> **Assignment**
Repeat every entry in full. Match each line exactly.
Data under study START
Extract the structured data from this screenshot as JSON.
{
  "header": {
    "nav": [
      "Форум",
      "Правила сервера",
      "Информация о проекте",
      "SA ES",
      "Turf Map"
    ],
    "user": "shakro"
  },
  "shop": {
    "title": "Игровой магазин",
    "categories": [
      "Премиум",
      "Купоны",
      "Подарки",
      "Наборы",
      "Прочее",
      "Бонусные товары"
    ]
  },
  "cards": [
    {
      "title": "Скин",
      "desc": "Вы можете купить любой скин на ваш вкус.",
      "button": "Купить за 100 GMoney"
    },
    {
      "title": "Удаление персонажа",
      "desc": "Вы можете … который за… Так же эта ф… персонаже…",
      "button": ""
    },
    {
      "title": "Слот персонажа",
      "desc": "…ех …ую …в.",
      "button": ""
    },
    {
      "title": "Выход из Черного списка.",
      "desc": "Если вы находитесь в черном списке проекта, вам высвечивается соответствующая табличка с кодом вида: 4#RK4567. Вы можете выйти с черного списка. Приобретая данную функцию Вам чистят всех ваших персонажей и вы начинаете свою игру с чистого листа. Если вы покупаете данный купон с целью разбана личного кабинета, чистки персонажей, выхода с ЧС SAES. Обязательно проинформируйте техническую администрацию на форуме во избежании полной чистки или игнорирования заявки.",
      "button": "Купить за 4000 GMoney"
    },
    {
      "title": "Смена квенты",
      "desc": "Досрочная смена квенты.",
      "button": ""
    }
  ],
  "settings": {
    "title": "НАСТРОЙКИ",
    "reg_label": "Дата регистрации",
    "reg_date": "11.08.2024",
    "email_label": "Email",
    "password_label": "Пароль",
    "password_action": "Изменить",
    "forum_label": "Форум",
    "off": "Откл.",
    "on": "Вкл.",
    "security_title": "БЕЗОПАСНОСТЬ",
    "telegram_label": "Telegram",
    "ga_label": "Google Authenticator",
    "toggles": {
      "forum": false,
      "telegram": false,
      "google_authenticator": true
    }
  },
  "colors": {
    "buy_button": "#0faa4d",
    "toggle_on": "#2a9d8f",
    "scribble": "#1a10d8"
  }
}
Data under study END
> **Exercise output**
Extract the structured data from this screenshot as JSON.
{
  "header": {
    "nav": [
      "Форум",
      "Правила сервера",
      "Информация о проекте",
      "SA ES",
      "Turf Map"
    ],
    "user": "shakro"
  },
  "shop": {
    "title": "Игровой магазин",
    "categories": [
      "Премиум",
      "Купоны",
      "Подарки",
      "Наборы",
      "Прочее",
      "Бонусные товары"
    ]
  },
  "cards": [
    {
      "title": "Скин",
      "desc": "Вы можете купить любой скин на ваш вкус.",
      "button": "Купить за 100 GMoney"
    },
    {
      "title": "Удаление персонажа",
      "desc": "Вы можете … который за… Так же эта ф… персонаже…",
      "button": ""
    },
    {
      "title": "Слот персонажа",
      "desc": "…ех …ую …в.",
      "button": ""
    },
    {
      "title": "Выход из Черного списка.",
      "desc": "Если вы находитесь в черном списке проекта, вам высвечивается соответствующая табличка с кодом вида: 4#RK4567. Вы можете выйти с черного списка. Приобретая данную функцию Вам чистят всех ваших персонажей и вы начинаете свою игру с чистого листа. Если вы покупаете данный купон с целью разбана личного кабинета, чистки персонажей, выхода с ЧС SAES. Обязательно проинформируйте техническую администрацию на форуме во избежании полной чистки или игнорирования заявки.",
      "button": "Купить за 4000 GMoney"
    },
    {
      "title": "Смена квенты",
      "desc": "Досрочная смена квенты.",
      "button": ""
    }
  ],
  "settings": {
    "title": "НАСТРОЙКИ",
    "reg_label": "Дата регистрации",
    "reg_date": "11.08.2024",
    "email_label": "Email",
    "password_label": "Пароль",
    "password_action": "Изменить",
    "forum_label": "Форум",
    "off": "Откл.",
    "on": "Вкл.",
    "security_title": "БЕЗОПАСНОСТЬ",
    "telegram_label": "Telegram",
    "ga_label": "Google Authenticator",
    "toggles": {
      "forum": false,
      "telegram": false,
      "google_authenticator": true
    }
  },
  "colors": {
    "buy_button": "#0faa4d",
    "toggle_on": "#2a9d8f",
    "scribble": "#1a10d8"
  }
}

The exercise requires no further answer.